→ **AVAILABLE DATA**
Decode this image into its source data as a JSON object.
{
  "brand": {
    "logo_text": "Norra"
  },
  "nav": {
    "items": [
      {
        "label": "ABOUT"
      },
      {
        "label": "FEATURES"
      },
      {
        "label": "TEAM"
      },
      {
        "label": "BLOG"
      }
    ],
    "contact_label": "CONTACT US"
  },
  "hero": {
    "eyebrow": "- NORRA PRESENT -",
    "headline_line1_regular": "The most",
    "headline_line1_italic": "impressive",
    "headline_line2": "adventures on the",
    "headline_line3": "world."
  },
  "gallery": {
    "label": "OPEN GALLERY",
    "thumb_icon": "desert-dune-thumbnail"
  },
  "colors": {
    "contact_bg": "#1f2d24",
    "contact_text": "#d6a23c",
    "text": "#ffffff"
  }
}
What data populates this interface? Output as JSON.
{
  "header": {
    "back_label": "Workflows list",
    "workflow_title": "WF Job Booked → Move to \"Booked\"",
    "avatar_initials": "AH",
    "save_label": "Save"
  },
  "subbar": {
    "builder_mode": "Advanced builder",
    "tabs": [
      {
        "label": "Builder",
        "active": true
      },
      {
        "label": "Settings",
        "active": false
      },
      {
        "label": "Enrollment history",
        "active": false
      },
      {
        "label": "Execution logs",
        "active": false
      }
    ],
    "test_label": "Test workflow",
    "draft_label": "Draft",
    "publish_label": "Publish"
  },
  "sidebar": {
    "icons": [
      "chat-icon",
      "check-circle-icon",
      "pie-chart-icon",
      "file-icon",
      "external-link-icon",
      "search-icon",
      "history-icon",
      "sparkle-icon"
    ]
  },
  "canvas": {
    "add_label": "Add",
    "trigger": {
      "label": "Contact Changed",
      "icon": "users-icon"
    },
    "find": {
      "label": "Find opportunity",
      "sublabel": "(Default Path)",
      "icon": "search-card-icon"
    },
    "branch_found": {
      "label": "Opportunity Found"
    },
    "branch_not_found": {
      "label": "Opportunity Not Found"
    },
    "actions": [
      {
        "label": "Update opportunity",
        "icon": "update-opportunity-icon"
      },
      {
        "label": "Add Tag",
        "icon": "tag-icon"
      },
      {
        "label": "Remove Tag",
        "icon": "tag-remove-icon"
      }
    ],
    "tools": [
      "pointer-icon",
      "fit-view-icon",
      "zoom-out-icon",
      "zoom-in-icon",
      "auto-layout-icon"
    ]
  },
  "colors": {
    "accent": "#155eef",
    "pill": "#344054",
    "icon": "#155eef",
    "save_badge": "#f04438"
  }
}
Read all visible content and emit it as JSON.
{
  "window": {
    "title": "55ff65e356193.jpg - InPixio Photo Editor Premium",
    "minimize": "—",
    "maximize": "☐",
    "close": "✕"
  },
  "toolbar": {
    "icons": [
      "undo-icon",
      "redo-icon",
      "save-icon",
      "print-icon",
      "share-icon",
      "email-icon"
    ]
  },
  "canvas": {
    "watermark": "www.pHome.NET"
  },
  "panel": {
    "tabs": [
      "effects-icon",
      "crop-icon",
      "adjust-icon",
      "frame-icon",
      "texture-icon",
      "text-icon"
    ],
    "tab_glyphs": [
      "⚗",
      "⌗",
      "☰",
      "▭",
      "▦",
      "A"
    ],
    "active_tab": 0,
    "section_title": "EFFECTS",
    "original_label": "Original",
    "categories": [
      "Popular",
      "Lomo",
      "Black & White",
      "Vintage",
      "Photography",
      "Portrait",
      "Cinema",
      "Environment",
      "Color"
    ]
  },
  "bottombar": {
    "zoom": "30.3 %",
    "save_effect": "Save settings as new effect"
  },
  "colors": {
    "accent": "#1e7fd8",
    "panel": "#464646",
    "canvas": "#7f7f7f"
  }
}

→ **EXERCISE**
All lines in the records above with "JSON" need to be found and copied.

→ **RESULT OF THE TASK**
Decode this image into its source data as a JSON object.
What data populates this interface? Output as JSON.
Read all visible content and emit it as JSON.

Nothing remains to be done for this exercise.